"I've discussed a lot of things with Coach Rhoads and Coach Wally Burnham so when I had to make the transition I kind of already was ahead of the learning curve. I took my athletic ability, my coach-ability, and it's helped me a lot."
Q:And if you end up with a team that runs a 3-4 defense, you'll be an inside backer?
George: "Yeah, at that point I'd be inside. I've had talks with some teams about that. They'd say for a guy my size they'd try to put a shade technique (moving a d-lineman over to occupy a particular gap) in front of him — to protect him a little more so they can make plays. For example, the New Orleans Saints, they had a scheme where they run a mix of 3-4 and 4-3 in Rob Ryan's defense. They had to protect their undersized linebackers."
Q:Wally will tell you he runs a simple, vanilla 4-3. What's different from his 4-3 to one you'll see in the NFL?

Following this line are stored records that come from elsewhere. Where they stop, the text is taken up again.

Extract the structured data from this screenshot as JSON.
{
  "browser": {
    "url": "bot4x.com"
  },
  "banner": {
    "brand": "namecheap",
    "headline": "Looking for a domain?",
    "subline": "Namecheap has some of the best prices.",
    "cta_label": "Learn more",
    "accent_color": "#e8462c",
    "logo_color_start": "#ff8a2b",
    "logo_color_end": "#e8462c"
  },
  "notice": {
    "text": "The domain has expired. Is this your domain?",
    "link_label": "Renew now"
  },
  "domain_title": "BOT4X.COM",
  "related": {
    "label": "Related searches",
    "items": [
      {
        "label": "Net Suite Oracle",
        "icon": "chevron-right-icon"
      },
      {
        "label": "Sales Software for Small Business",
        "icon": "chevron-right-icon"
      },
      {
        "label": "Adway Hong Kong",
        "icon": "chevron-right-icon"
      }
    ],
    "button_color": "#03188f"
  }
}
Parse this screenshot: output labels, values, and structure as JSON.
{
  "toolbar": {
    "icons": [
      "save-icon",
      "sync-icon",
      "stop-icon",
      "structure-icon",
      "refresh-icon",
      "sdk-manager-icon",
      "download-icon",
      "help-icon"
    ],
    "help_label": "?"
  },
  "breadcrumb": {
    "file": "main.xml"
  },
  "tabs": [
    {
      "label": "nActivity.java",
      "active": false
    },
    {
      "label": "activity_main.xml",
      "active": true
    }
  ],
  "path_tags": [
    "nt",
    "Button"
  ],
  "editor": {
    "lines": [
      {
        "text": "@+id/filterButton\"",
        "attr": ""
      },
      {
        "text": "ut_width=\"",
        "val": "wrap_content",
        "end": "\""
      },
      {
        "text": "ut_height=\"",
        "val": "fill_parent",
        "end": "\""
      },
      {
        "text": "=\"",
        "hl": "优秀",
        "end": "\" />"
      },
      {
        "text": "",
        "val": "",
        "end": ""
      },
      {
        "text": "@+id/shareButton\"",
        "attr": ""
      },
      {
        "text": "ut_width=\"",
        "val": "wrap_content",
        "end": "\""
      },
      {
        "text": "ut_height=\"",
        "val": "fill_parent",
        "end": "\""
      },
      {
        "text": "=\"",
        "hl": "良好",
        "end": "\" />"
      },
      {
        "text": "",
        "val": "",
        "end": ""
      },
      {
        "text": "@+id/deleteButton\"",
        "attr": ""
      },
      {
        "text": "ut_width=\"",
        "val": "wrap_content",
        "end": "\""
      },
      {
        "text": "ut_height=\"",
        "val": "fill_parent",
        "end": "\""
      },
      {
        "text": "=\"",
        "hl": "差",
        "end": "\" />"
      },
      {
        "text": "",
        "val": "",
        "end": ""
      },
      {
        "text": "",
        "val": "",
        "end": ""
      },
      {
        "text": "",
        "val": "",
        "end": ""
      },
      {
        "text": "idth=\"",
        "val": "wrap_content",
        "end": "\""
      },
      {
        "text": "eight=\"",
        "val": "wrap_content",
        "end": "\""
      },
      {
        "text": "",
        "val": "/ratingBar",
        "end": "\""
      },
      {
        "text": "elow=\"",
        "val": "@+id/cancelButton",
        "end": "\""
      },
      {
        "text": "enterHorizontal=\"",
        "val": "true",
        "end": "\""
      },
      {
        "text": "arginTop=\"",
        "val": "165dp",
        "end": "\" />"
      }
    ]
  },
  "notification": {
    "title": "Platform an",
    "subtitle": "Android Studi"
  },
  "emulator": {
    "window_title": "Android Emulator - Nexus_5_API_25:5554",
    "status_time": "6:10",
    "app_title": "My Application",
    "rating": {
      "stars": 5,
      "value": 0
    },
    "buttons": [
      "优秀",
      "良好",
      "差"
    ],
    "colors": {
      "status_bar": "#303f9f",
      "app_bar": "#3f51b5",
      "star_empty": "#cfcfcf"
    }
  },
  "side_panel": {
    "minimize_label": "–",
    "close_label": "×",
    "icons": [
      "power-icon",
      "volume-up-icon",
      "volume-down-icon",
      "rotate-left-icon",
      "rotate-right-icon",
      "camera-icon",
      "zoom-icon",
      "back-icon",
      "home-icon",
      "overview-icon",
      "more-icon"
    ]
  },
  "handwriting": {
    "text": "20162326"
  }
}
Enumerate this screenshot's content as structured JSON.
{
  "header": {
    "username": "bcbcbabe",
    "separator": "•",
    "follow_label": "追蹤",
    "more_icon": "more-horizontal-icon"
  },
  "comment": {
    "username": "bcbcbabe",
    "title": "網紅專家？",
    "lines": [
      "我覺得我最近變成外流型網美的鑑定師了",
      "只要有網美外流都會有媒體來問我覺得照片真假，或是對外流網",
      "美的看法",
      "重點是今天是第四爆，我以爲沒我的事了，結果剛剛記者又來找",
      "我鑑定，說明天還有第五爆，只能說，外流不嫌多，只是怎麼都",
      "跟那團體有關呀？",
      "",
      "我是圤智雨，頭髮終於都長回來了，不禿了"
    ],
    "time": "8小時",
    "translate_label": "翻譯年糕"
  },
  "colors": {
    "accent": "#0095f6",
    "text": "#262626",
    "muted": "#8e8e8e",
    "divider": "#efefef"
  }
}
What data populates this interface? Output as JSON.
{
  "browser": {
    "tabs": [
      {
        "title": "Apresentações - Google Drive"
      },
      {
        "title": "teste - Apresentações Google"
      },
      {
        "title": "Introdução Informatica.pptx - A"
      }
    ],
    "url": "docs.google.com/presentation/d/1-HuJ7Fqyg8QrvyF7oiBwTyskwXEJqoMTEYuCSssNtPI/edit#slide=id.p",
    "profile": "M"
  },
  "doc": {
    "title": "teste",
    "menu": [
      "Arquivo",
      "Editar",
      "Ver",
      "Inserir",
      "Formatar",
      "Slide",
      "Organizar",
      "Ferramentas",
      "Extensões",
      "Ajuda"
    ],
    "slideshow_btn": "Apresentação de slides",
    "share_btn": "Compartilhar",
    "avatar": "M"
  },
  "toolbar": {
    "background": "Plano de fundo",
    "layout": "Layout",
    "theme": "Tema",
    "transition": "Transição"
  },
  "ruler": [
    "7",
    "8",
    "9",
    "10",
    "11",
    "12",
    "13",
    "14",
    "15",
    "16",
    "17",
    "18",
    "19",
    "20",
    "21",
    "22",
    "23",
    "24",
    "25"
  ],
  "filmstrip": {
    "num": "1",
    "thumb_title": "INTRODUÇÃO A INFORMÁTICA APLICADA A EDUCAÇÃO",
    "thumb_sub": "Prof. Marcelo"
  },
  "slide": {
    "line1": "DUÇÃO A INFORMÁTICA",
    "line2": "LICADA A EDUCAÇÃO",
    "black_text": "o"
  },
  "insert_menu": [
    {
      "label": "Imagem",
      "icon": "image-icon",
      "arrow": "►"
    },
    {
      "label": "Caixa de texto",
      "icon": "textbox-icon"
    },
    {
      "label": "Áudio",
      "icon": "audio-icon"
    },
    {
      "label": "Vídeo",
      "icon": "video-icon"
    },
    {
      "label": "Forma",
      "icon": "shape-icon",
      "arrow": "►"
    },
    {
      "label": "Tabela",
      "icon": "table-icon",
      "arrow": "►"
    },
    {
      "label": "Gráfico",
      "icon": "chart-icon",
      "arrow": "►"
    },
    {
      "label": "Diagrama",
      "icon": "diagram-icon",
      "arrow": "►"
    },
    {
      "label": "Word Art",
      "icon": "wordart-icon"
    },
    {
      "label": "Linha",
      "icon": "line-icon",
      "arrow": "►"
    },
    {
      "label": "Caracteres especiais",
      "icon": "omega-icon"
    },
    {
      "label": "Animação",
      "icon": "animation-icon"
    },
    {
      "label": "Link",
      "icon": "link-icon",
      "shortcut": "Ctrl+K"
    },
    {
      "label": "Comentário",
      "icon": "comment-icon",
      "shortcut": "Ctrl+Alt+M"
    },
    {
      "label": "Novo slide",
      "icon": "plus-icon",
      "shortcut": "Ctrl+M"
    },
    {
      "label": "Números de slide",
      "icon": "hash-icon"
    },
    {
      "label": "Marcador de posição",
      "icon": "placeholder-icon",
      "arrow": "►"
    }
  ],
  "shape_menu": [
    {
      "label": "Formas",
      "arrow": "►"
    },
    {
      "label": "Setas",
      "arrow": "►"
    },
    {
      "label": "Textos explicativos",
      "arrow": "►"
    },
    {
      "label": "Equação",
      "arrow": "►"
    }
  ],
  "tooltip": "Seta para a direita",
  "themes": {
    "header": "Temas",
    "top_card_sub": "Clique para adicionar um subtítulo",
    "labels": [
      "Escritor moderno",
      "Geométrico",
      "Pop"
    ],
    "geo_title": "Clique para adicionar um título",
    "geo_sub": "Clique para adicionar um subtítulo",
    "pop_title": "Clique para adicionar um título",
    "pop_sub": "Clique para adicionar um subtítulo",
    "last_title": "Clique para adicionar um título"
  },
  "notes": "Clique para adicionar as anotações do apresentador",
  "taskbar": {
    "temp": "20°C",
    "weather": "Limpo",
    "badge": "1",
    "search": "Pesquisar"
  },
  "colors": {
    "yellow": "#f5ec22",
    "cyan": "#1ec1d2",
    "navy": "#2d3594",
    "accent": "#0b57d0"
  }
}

George: "I've got a linebackers coach here in Houston, Zerick Rollins, who coached for the Seahawks, and he's helped me understand football is universal. The only thing different is terminology. There's not much an offense can do to a defense and a whole lot you can do to an offense. You've got your man coverage, your Cover 2, your Cover 3, your quarters and your Cover 8. It's just about understanding my job is on the run and pass. That's what's more important than the formations. The scheme (4-3, 3-4) isn't as important as what I'm supposed to be doing."
Q:I'll put you on the spot. If you were in charge of cutting up the highlight film they'd show if you're drafted, which two plays or so from the last season would you pick?
George: "I'd go with my blitz against Kansas State (below). I was spying the quarterback and I kind of reacted. He had to step up into the pocket and I was able to get him for a third-down stop.
"Another play I'd go with is the interception against Texas Tech. I was responsible for the tight end and I saw him almost doing a pop pass and I pushed to it but saw where the quarterback was intending to go and I tipped the ball up with one hand and caught it."
Q:Yeah, I was thinking those two and then against Oklahoma State on third-and-five or something you rag-dolled Josh Stewart in space and then against Texas, I've talked to you about this before, you were in charge of Johnathan Gray, the running back, and he was staying in to pass protect and you were in a scrum of lineman. He popped out for a flare and you followed him (below).
George: "Somebody else was probably blitzing and I was assigned in coverage, but if he steps up to block then I can blitz. I saw he was hesitant and did a little bubble route so I stayed inside that way if the quarterback went to him I could disrupt the play."